Having these correct storage measures followed lets you prepare for each upcoming ride with confidence knowing that everything has been kept safe since last time!
Knowledge of the western saddle cinch system, choosing the appropriate cinch material, correctly positioning both the saddle and its accompanying equipment along with proper tying of knot all contribute to secure a comfortable ride for horseback riders. If regular inspections, cleaning and conditioning as well as correct storage is followed. Your useable life span will be extended significantly. Whether it’s an experienced rider or novice just beginning their journey in riding horses, these tips are essential for safety and enjoying riding.
Below you can see common questions we’re asked about cinching saddles.
How to cinch a western saddle?
To ensure the saddle is secure, place it slightly ahead of its resting position and put the stirrup over it. Pull down on the cinch strap which goes through both a D ring on the cinch as well as one attached to your saddle before fastening them together.
How to put on a western saddle girth?
When putting on a western saddle, make sure the girth is securely adjusted around your horse but comfortable for them. This ensures an easier process all-round.
What materials are typically used for cinches?
For the comfort and safety of riders, cinches are available in a variety of materials such as fleece, mohair or neoprene. Each material provides its own level of durability, breathability and protection so that every rider can make an informed decision when selecting their desired option. Through careful consideration, they can find one to best suit their requirements for each outing with a horse.
What is the cinch knot, and how do I tie it?
A cinch knot is a particular way to make sure the saddle fits snugly on the horse. To achieve this, you need to run a strap through rings attached at either side of said saddle and then cinch it tightly in place with an adjusted knot.

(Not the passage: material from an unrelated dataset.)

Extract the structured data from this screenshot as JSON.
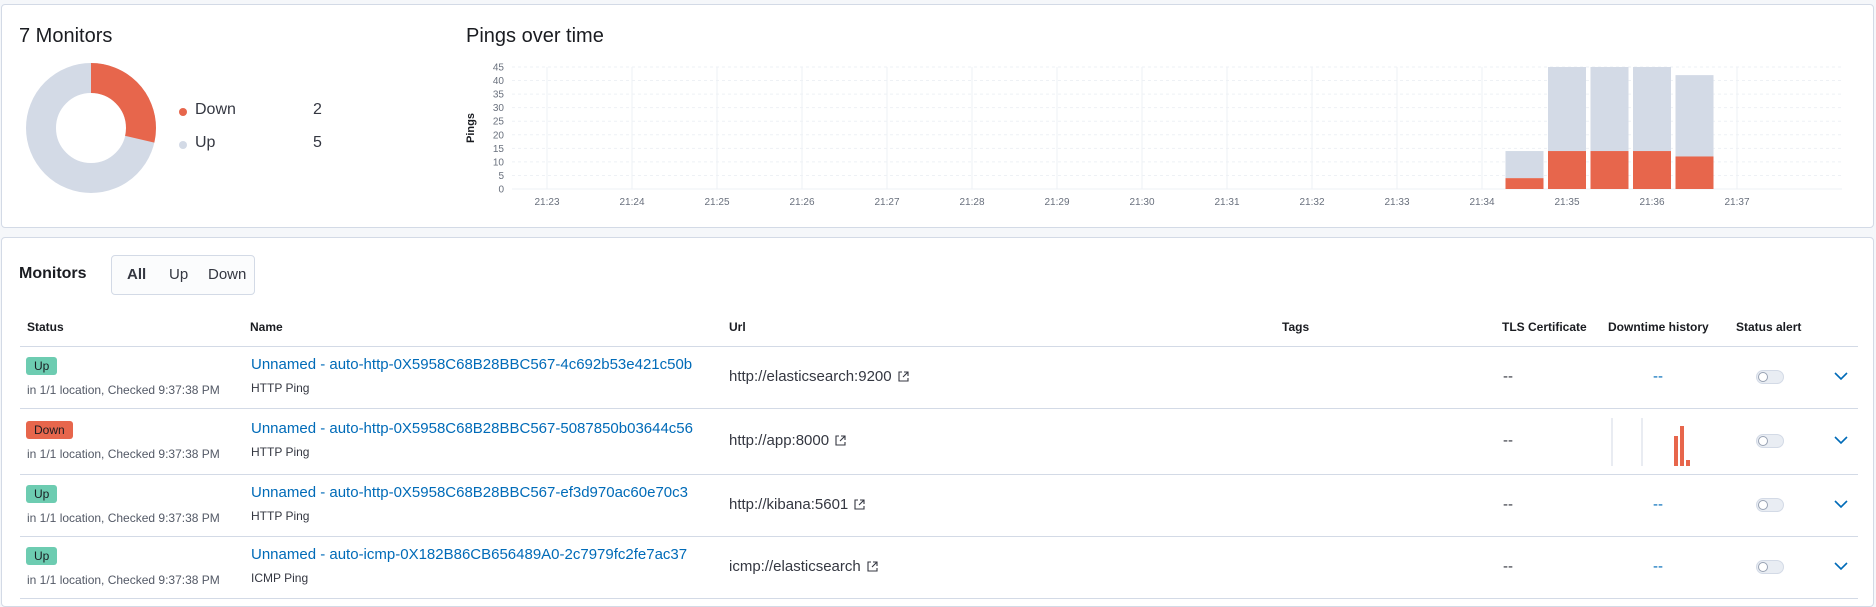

How often should I clean and condition my saddle and cinch?
For optimal upkeep of your saddle and cinch, make sure to clean and condition them on a regular basis, depending on how often you ride. If riding is part of your daily routine, it’s best to give the saddle some TLC at least once weekly. If you’re not an everyday rider, occasional cleaning/conditioning can suffice.